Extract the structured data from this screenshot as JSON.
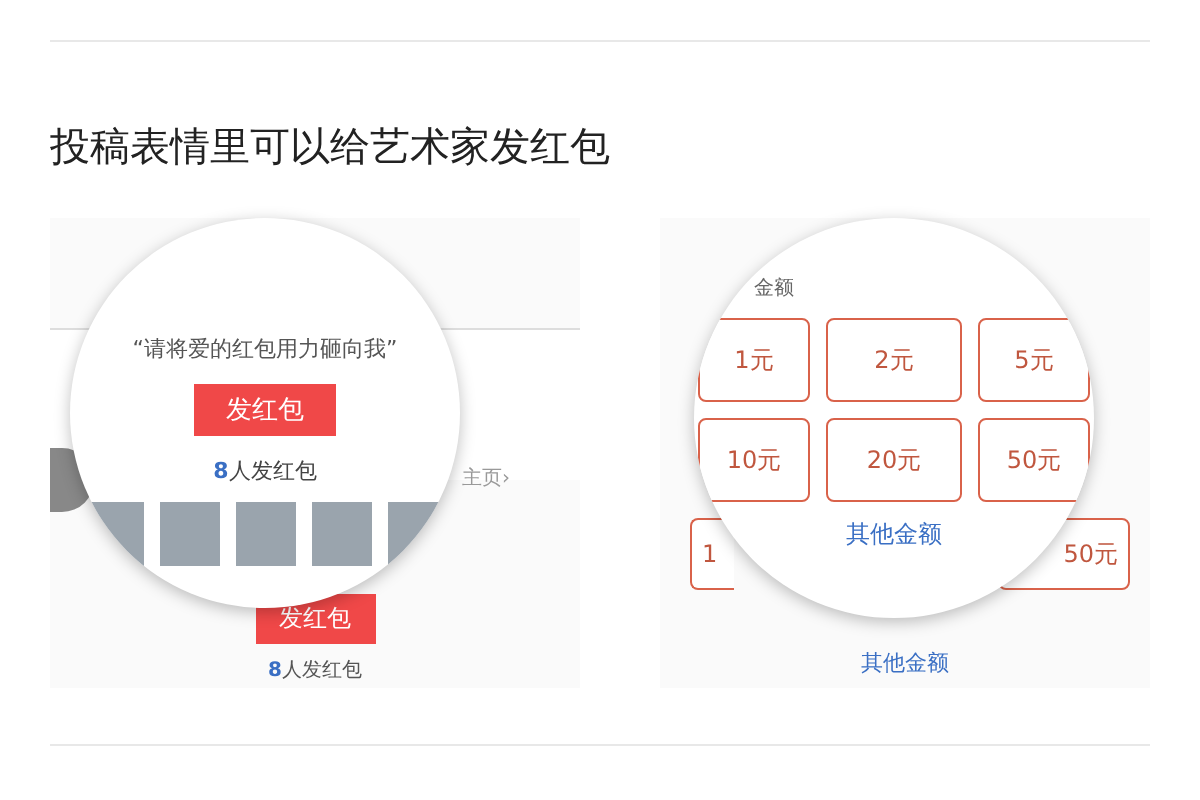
{
  "heading": "投稿表情里可以给艺术家发红包",
  "left_panel": {
    "background": {
      "link": "主页›",
      "button": "发红包",
      "count": "8",
      "count_label": "人发红包"
    },
    "magnifier": {
      "quote": "“请将爱的红包用力砸向我”",
      "button": "发红包",
      "count": "8",
      "count_label": "人发红包"
    }
  },
  "right_panel": {
    "background": {
      "cells": [
        {
          "text": "1"
        },
        {
          "text": "50元"
        }
      ],
      "link": "其他金额"
    },
    "magnifier": {
      "label": "金额",
      "amounts": [
        "1元",
        "2元",
        "5元",
        "10元",
        "20元",
        "50元"
      ],
      "link": "其他金额"
    }
  }
}
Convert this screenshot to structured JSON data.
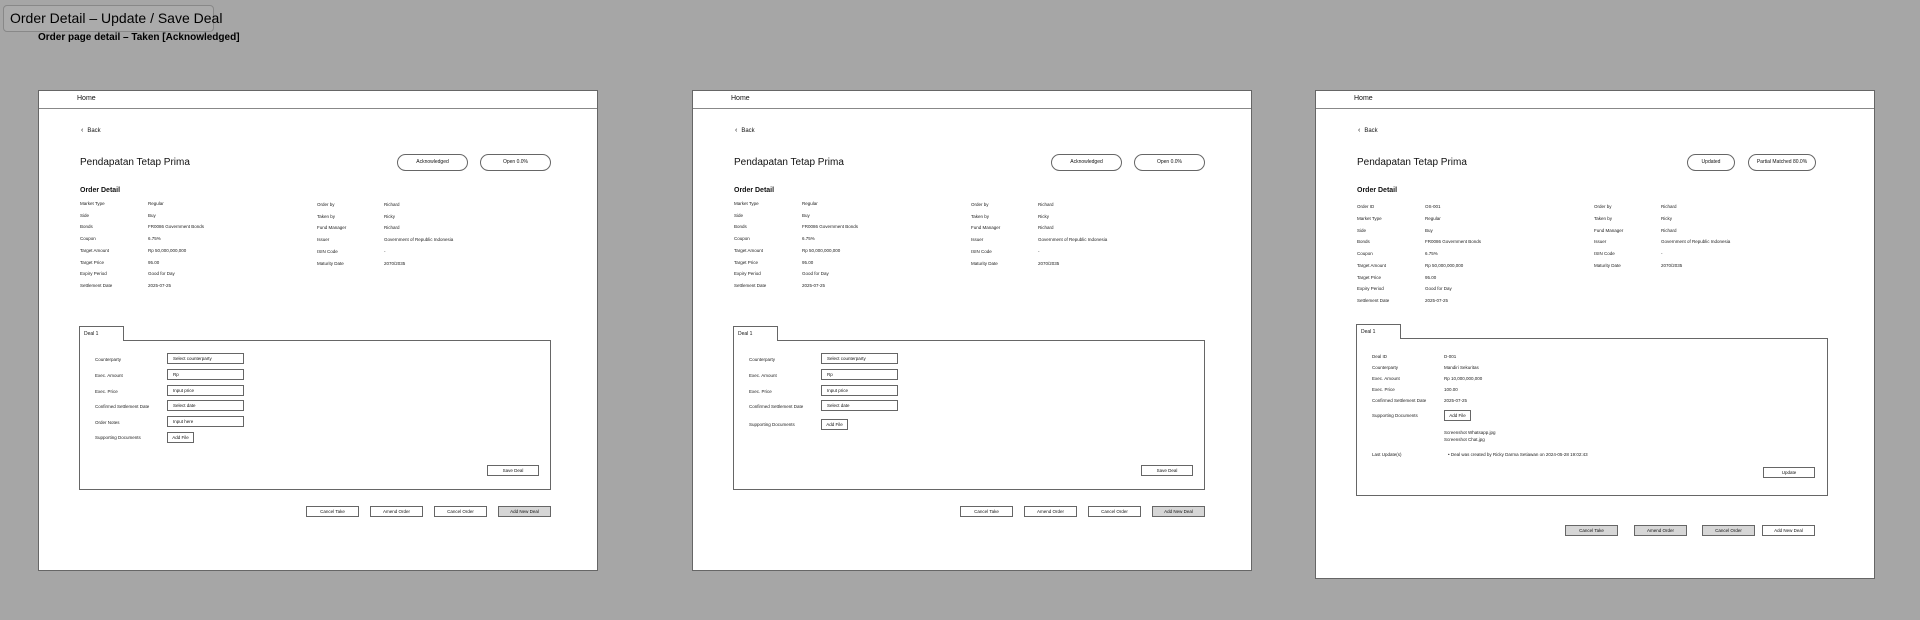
{
  "page": {
    "title": "Order Detail – Update / Save Deal",
    "subtitle": "Order page detail – Taken [Acknowledged]"
  },
  "common": {
    "home": "Home",
    "back": "Back",
    "fund_name": "Pendapatan Tetap Prima",
    "order_detail_title": "Order Detail",
    "deal_tab": "Deal 1"
  },
  "screen1": {
    "status_badge": "Acknowledged",
    "open_badge": "Open 0.0%",
    "details_left": [
      {
        "label": "Market Type",
        "value": "Regular"
      },
      {
        "label": "Side",
        "value": "Buy"
      },
      {
        "label": "Bonds",
        "value": "FR0086 Government Bonds"
      },
      {
        "label": "Coupon",
        "value": "6.75%"
      },
      {
        "label": "Target Amount",
        "value": "Rp 50,000,000,000"
      },
      {
        "label": "Target Price",
        "value": "95.00"
      },
      {
        "label": "Expiry Period",
        "value": "Good for Day"
      },
      {
        "label": "Settlement Date",
        "value": "2025-07-25"
      }
    ],
    "details_right": [
      {
        "label": "Order by",
        "value": "Richard"
      },
      {
        "label": "Taken by",
        "value": "Ricky"
      },
      {
        "label": "Fund Manager",
        "value": "Richard"
      },
      {
        "label": "Issuer",
        "value": "Government of Republic Indonesia"
      },
      {
        "label": "ISIN Code",
        "value": "-"
      },
      {
        "label": "Maturity Date",
        "value": "2070/2035"
      }
    ],
    "deal_fields": [
      {
        "label": "Counterparty",
        "placeholder": "Select counterparty"
      },
      {
        "label": "Exec. Amount",
        "placeholder": "Rp"
      },
      {
        "label": "Exec. Price",
        "placeholder": "Input price"
      },
      {
        "label": "Confirmed Settlement Date",
        "placeholder": "Select date"
      },
      {
        "label": "Order Notes",
        "placeholder": "Input here"
      }
    ],
    "supporting_documents_label": "Supporting Documents",
    "add_file": "Add File",
    "save_deal": "Save Deal",
    "actions": [
      "Cancel Take",
      "Amend Order",
      "Cancel Order",
      "Add New Deal"
    ]
  },
  "screen2": {
    "status_badge": "Acknowledged",
    "open_badge": "Open 0.0%",
    "details_left": [
      {
        "label": "Market Type",
        "value": "Regular"
      },
      {
        "label": "Side",
        "value": "Buy"
      },
      {
        "label": "Bonds",
        "value": "FR0086 Government Bonds"
      },
      {
        "label": "Coupon",
        "value": "6.75%"
      },
      {
        "label": "Target Amount",
        "value": "Rp 50,000,000,000"
      },
      {
        "label": "Target Price",
        "value": "95.00"
      },
      {
        "label": "Expiry Period",
        "value": "Good for Day"
      },
      {
        "label": "Settlement Date",
        "value": "2025-07-25"
      }
    ],
    "details_right": [
      {
        "label": "Order by",
        "value": "Richard"
      },
      {
        "label": "Taken by",
        "value": "Ricky"
      },
      {
        "label": "Fund Manager",
        "value": "Richard"
      },
      {
        "label": "Issuer",
        "value": "Government of Republic Indonesia"
      },
      {
        "label": "ISIN Code",
        "value": "-"
      },
      {
        "label": "Maturity Date",
        "value": "2070/2035"
      }
    ],
    "deal_fields": [
      {
        "label": "Counterparty",
        "placeholder": "Select counterparty"
      },
      {
        "label": "Exec. Amount",
        "placeholder": "Rp"
      },
      {
        "label": "Exec. Price",
        "placeholder": "Input price"
      },
      {
        "label": "Confirmed Settlement Date",
        "placeholder": "Select date"
      }
    ],
    "supporting_documents_label": "Supporting Documents",
    "add_file": "Add File",
    "save_deal": "Save Deal",
    "actions": [
      "Cancel Take",
      "Amend Order",
      "Cancel Order",
      "Add New Deal"
    ]
  },
  "screen3": {
    "status_badge": "Updated",
    "open_badge": "Partial Matched 80.0%",
    "details_left": [
      {
        "label": "Order ID",
        "value": "OS-001"
      },
      {
        "label": "Market Type",
        "value": "Regular"
      },
      {
        "label": "Side",
        "value": "Buy"
      },
      {
        "label": "Bonds",
        "value": "FR0086 Government Bonds"
      },
      {
        "label": "Coupon",
        "value": "6.75%"
      },
      {
        "label": "Target Amount",
        "value": "Rp 50,000,000,000"
      },
      {
        "label": "Target Price",
        "value": "95.00"
      },
      {
        "label": "Expiry Period",
        "value": "Good for Day"
      },
      {
        "label": "Settlement Date",
        "value": "2025-07-25"
      }
    ],
    "details_right": [
      {
        "label": "Order by",
        "value": "Richard"
      },
      {
        "label": "Taken by",
        "value": "Ricky"
      },
      {
        "label": "Fund Manager",
        "value": "Richard"
      },
      {
        "label": "Issuer",
        "value": "Government of Republic Indonesia"
      },
      {
        "label": "ISIN Code",
        "value": "-"
      },
      {
        "label": "Maturity Date",
        "value": "2070/2035"
      }
    ],
    "deal_fields": [
      {
        "label": "Deal ID",
        "value": "D-001"
      },
      {
        "label": "Counterparty",
        "value": "Mandiri Sekuritas"
      },
      {
        "label": "Exec. Amount",
        "value": "Rp 10,000,000,000"
      },
      {
        "label": "Exec. Price",
        "value": "100.00"
      },
      {
        "label": "Confirmed Settlement Date",
        "value": "2025-07-25"
      }
    ],
    "supporting_documents_label": "Supporting Documents",
    "add_file": "Add File",
    "files": [
      "Screenshot Whatsapp.jpg",
      "Screenshot Chat.jpg"
    ],
    "last_updates_label": "Last Update(s)",
    "last_update_entry": "• Deal was created by Ricky Darma Setiawan on 2024-05-28 19:02:43",
    "update_button": "Update",
    "actions": [
      "Cancel Take",
      "Amend Order",
      "Cancel Order",
      "Add New Deal"
    ]
  }
}
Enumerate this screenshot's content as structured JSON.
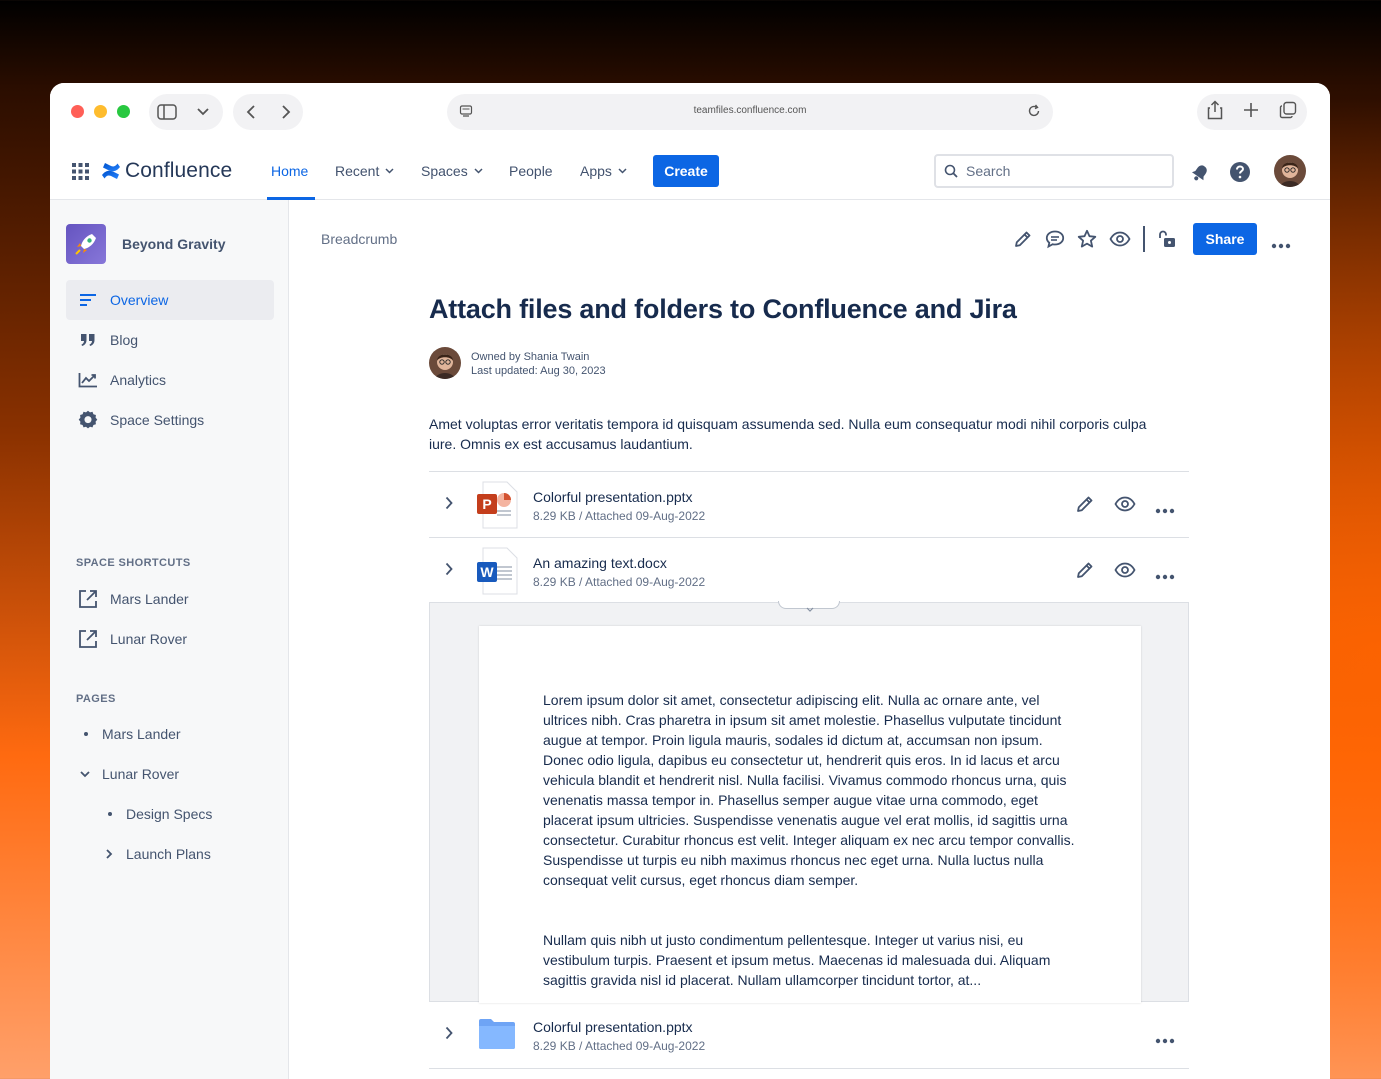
{
  "browser": {
    "url": "teamfiles.confluence.com"
  },
  "nav": {
    "brand": "Confluence",
    "home": "Home",
    "recent": "Recent",
    "spaces": "Spaces",
    "people": "People",
    "apps": "Apps",
    "create": "Create",
    "search_placeholder": "Search"
  },
  "sidebar": {
    "space_name": "Beyond Gravity",
    "items": [
      {
        "label": "Overview",
        "icon": "overview-icon"
      },
      {
        "label": "Blog",
        "icon": "quote-icon"
      },
      {
        "label": "Analytics",
        "icon": "chart-icon"
      },
      {
        "label": "Space Settings",
        "icon": "gear-icon"
      }
    ],
    "shortcuts_heading": "SPACE SHORTCUTS",
    "shortcuts": [
      "Mars Lander",
      "Lunar Rover"
    ],
    "pages_heading": "PAGES",
    "pages": [
      {
        "label": "Mars Lander",
        "level": 0,
        "marker": "bullet"
      },
      {
        "label": "Lunar Rover",
        "level": 0,
        "marker": "expanded"
      },
      {
        "label": "Design Specs",
        "level": 1,
        "marker": "bullet"
      },
      {
        "label": "Launch Plans",
        "level": 1,
        "marker": "collapsed"
      }
    ]
  },
  "page": {
    "breadcrumb": "Breadcrumb",
    "share": "Share",
    "title": "Attach files and folders to Confluence and Jira",
    "owner": "Owned by Shania Twain",
    "updated": "Last updated: Aug 30, 2023",
    "intro": "Amet voluptas error veritatis tempora id quisquam assumenda sed. Nulla eum consequatur modi nihil corporis culpa iure. Omnis ex est accusamus laudantium."
  },
  "attachments": [
    {
      "name": "Colorful presentation.pptx",
      "meta": "8.29 KB / Attached 09-Aug-2022",
      "type": "pptx"
    },
    {
      "name": "An amazing text.docx",
      "meta": "8.29 KB / Attached 09-Aug-2022",
      "type": "docx"
    },
    {
      "name": "Colorful presentation.pptx",
      "meta": "8.29 KB / Attached 09-Aug-2022",
      "type": "folder"
    }
  ],
  "preview": {
    "paragraph1": "Lorem ipsum dolor sit amet, consectetur adipiscing elit. Nulla ac ornare ante, vel ultrices nibh. Cras pharetra in ipsum sit amet molestie. Phasellus vulputate tincidunt augue at tempor. Proin ligula mauris, sodales id dictum at, accumsan non ipsum. Donec odio ligula, dapibus eu consectetur ut, hendrerit quis eros. In id lacus et arcu vehicula blandit et hendrerit nisl. Nulla facilisi. Vivamus commodo rhoncus urna, quis venenatis massa tempor in. Phasellus semper augue vitae urna commodo, eget placerat ipsum ultricies. Suspendisse venenatis augue vel erat mollis, id sagittis urna consectetur. Curabitur rhoncus est velit. Integer aliquam ex nec arcu tempor convallis. Suspendisse ut turpis eu nibh maximus rhoncus nec eget urna. Nulla luctus nulla consequat velit cursus, eget rhoncus diam semper.",
    "paragraph2": "Nullam quis nibh ut justo condimentum pellentesque. Integer ut varius nisi, eu vestibulum turpis. Praesent et ipsum metus. Maecenas id malesuada dui. Aliquam sagittis gravida nisl id placerat. Nullam ullamcorper tincidunt tortor, at..."
  },
  "colors": {
    "primary": "#0c66e4",
    "text": "#172b4d",
    "subtle": "#626f86"
  }
}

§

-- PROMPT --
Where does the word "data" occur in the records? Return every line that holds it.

-- WRITTEN ANSWER --
Extract the structured data from this screenshot as JSON.
Convert this screenshot to structured JSON data.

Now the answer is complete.